It would be nice to think along the lines ‘build it and they will come’ works for blogging but the truth is, it really doesn’t and putting your heart and sole into a post that no one actually reads can be disheartening.
Unless you hold the celebrity draw card, I’m guessing when you are first starting out, your family and friends are your main blog audience. I’m also assuming this means you censor some of what is written. If you are writing for your business blog that’s a whole other ball game.
I know for me, my in-laws provide a wealth of blogging material. When they are visiting, I often feel like I’m the poor suffering completely misunderstood wife in an episode of Everybody Loves Raymond. I’m sure I could write my own sitcom including a blog post or three on the in-law shenanigans but regardless of whether or not they actually read my blog (as far as I know they don’t), for my husband’s sake mainly and to keep the peace, I’m just not willing to go there. Why I’ve already said too much!
If I had my time over, would I do things differently? Possibly.
I still wouldn’t pigeonhole myself with a niche but I would probably delay hitting publish until I had six months worth of content, sitting in my draft folder ready and waiting to go. The problem with sitting on content though, having just deleted 171 draft blog posts, is that your blogging voice and approach changes over time and unless you are blogging to a set agenda for a business or you have a dedicated niche, you risk not publishing at all.
I’m still undecided if this is a good or a bad thing. We are talking posts that six months ago I would have been proud to publish, now destined for
the bin file 13 because they no longer fit my style or the blog. Posts that might do well and provide inspiration for guest blog posts. Something else to consider.
A big part of my blogging journey has me sharing the social media love I’ve been lucky enough to receive here on AMC, with other bloggers through collaborations.

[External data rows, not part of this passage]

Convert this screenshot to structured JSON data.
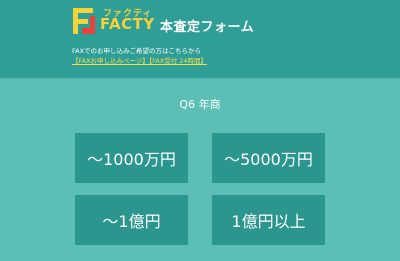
{
  "header": {
    "logo_kana": "ファクティ",
    "logo_word": "FACTY",
    "title": "本査定フォーム",
    "fax_note": "FAXでのお申し込みご希望の方はこちらから",
    "fax_links": "【FAXお申し込みページ】【FAX受付 24時間】"
  },
  "question": {
    "label": "Q6 年商"
  },
  "options": [
    {
      "label": "～1000万円"
    },
    {
      "label": "～5000万円"
    },
    {
      "label": "～1億円"
    },
    {
      "label": "1億円以上"
    }
  ],
  "colors": {
    "background": "#5bbfb5",
    "header": "#2f9e96",
    "button": "#2a968e",
    "logo": "#f3d23b",
    "link": "#f3e14a"
  }
}
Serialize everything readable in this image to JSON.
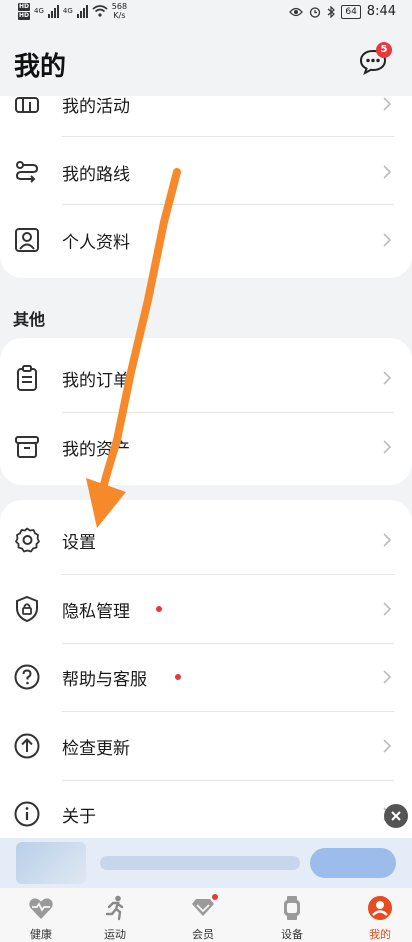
{
  "status_bar": {
    "hd1": "HD",
    "hd2": "HD",
    "net1": "4G",
    "net2": "4G",
    "speed_value": "568",
    "speed_unit": "K/s",
    "battery": "64",
    "time": "8:44"
  },
  "header": {
    "title": "我的",
    "message_badge": "5"
  },
  "group1": {
    "items": [
      {
        "label": "我的活动",
        "icon": "activity-icon"
      },
      {
        "label": "我的路线",
        "icon": "route-icon"
      },
      {
        "label": "个人资料",
        "icon": "profile-icon"
      }
    ]
  },
  "section_other": {
    "title": "其他"
  },
  "group2": {
    "items": [
      {
        "label": "我的订单",
        "icon": "order-icon"
      },
      {
        "label": "我的资产",
        "icon": "asset-icon"
      }
    ]
  },
  "group3": {
    "items": [
      {
        "label": "设置",
        "icon": "gear-icon"
      },
      {
        "label": "隐私管理",
        "icon": "shield-lock-icon"
      },
      {
        "label": "帮助与客服",
        "icon": "help-icon"
      },
      {
        "label": "检查更新",
        "icon": "update-icon"
      },
      {
        "label": "关于",
        "icon": "info-icon"
      }
    ]
  },
  "tabbar": {
    "tabs": [
      {
        "label": "健康",
        "icon": "heart-icon"
      },
      {
        "label": "运动",
        "icon": "runner-icon"
      },
      {
        "label": "会员",
        "icon": "member-icon"
      },
      {
        "label": "设备",
        "icon": "watch-icon"
      },
      {
        "label": "我的",
        "icon": "me-icon"
      }
    ],
    "active_color": "#e84b1f"
  },
  "colors": {
    "badge": "#e8383d",
    "arrow": "#f68a2b"
  }
}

I’m hoping to open that up even further with Blog Exchange through our monthly challenges and other mystery projects. This will include a blog sitting service to help with engagement and keeping your blog alive if you are having time off and relying on scheduling. Nothing spammy or scammy, just bloggers helping bloggers in their time of need.

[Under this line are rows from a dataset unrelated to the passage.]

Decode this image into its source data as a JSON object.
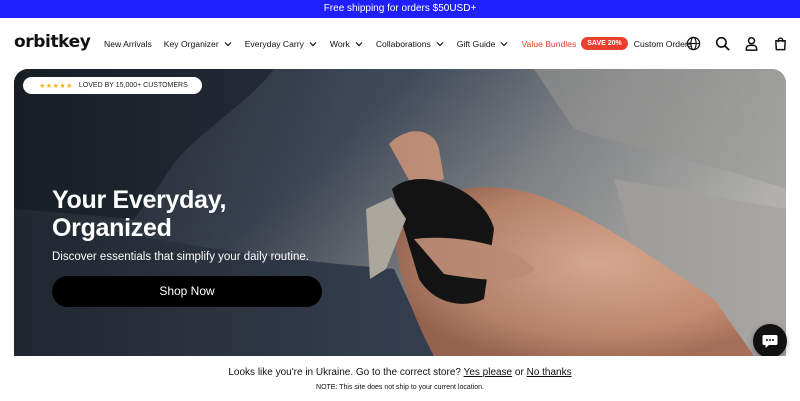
{
  "announcement": {
    "text": "Free shipping for orders $50USD+"
  },
  "header": {
    "logo": "orbitkey",
    "menu": [
      {
        "label": "New Arrivals",
        "has_dropdown": false
      },
      {
        "label": "Key Organizer",
        "has_dropdown": true
      },
      {
        "label": "Everyday Carry",
        "has_dropdown": true
      },
      {
        "label": "Work",
        "has_dropdown": true
      },
      {
        "label": "Collaborations",
        "has_dropdown": true
      },
      {
        "label": "Gift Guide",
        "has_dropdown": true
      },
      {
        "label": "Value Bundles",
        "has_dropdown": false,
        "color": "#e8402c"
      },
      {
        "label": "Custom Orders",
        "has_dropdown": false
      }
    ],
    "sale_badge": "SAVE 20%",
    "icons": [
      "globe-icon",
      "search-icon",
      "account-icon",
      "cart-icon"
    ]
  },
  "hero": {
    "rating_badge": "LOVED BY 15,000+ CUSTOMERS",
    "stars": 5,
    "title_line1": "Your Everyday,",
    "title_line2": "Organized",
    "subtitle": "Discover essentials that simplify your daily routine.",
    "cta": "Shop Now"
  },
  "geo_banner": {
    "prefix": "Looks like you're in Ukraine. Go to the correct store?",
    "yes": "Yes please",
    "or": "or",
    "no": "No thanks",
    "note": "NOTE: This site does not ship to your current location."
  },
  "colors": {
    "accent": "#1f1fff",
    "sale": "#e8402c",
    "star": "#f2b51c"
  }
}
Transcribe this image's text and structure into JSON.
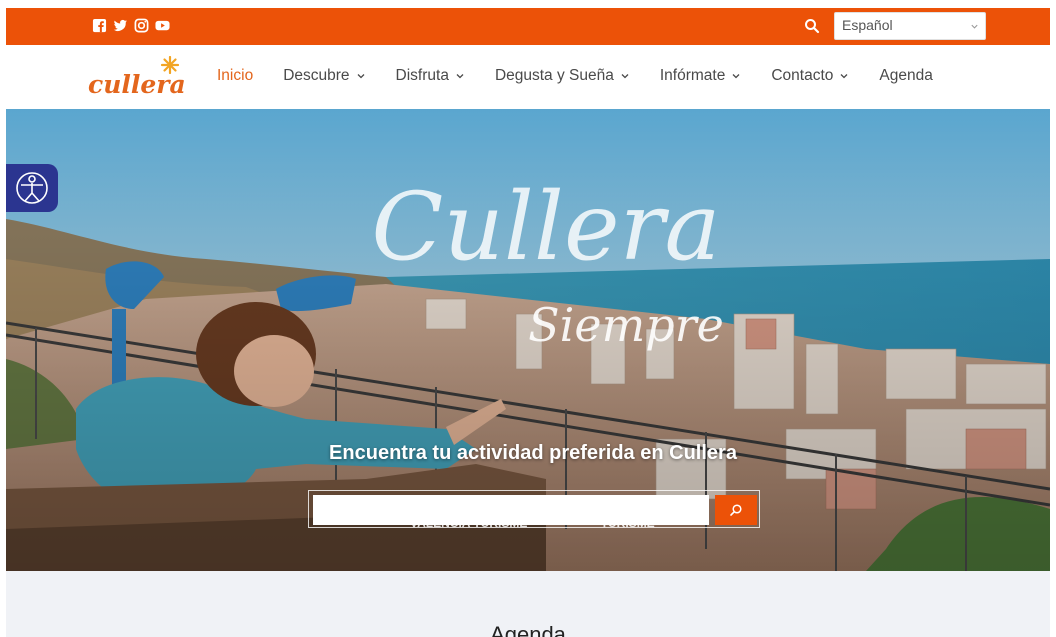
{
  "topbar": {
    "bg_color": "#ec5208",
    "social_icons": [
      "facebook-icon",
      "twitter-icon",
      "instagram-icon",
      "youtube-icon"
    ],
    "language": {
      "selected": "Español"
    }
  },
  "nav": {
    "logo_text": "cullera",
    "items": [
      {
        "label": "Inicio",
        "active": true,
        "dropdown": false
      },
      {
        "label": "Descubre",
        "active": false,
        "dropdown": true
      },
      {
        "label": "Disfruta",
        "active": false,
        "dropdown": true
      },
      {
        "label": "Degusta y Sueña",
        "active": false,
        "dropdown": true
      },
      {
        "label": "Infórmate",
        "active": false,
        "dropdown": true
      },
      {
        "label": "Contacto",
        "active": false,
        "dropdown": true
      },
      {
        "label": "Agenda",
        "active": false,
        "dropdown": false
      }
    ],
    "active_color": "#e3661d"
  },
  "hero": {
    "script_title": "Cullera",
    "script_subtitle": "Siempre",
    "heading": "Encuentra tu actividad preferida en Cullera",
    "search": {
      "value": "",
      "placeholder": ""
    },
    "partners": [
      "VALENCIA TURISME",
      "TURISME"
    ]
  },
  "sections": {
    "agenda_title": "Agenda"
  }
}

June Challenge | Blog like there’s nobody reading
This month’s challenge for Blog Exchange is to blog like there’s nobody reading. Straight from the heart, remove the niches, blog restraints and just write something that holds meaning. This doesn’t mean substandard work because nobody is reading your work. It’s more a case of removing the unspoken blogging lines you’ve created.

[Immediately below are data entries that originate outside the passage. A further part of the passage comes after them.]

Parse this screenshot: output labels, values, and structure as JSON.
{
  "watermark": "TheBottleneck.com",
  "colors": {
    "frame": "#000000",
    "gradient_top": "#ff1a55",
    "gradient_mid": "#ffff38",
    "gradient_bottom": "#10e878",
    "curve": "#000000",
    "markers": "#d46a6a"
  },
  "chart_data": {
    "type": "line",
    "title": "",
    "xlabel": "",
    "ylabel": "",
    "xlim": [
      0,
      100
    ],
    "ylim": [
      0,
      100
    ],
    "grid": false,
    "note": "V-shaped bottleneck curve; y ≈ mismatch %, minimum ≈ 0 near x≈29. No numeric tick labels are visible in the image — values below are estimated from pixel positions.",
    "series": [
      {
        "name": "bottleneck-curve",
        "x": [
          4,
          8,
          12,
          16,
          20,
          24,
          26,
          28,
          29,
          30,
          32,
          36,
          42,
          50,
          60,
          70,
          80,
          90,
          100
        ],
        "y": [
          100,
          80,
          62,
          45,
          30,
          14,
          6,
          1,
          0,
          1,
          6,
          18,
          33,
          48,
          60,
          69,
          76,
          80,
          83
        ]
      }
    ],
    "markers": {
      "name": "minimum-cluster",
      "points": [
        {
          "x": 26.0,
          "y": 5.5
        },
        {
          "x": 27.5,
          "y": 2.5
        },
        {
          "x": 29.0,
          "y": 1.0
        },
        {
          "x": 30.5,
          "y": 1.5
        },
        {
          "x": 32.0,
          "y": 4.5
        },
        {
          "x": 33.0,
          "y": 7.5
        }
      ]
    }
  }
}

If you are stuck for a topic, why not start with the story of how you discovered blogging and your journey so far.
So this exercise has the maximum benefit, it’s best to approach your writing knowing it isn’t necessarily going to hit your blog. Why it might not be published at all but hopefully it will help you on your journey to finding your authentic blogging voice. It might also provide a glimpse on how you can redefine or open your niche up. Your point of difference.
Once your piece is completed, feel free to share a snippet here or on our private Facebook group, where we will look at taking things further but for now I encourage you to blog like nobody is reading.
In the meantime regardless of if you are here to learn or here to mentor please take a moment to introduce yourself and your blog in the comments below and include a link to your blog home page here:
How long have you been blogging and what aspects of blogging do you struggle with the most? Please take a moment to introduce yourself and your blog.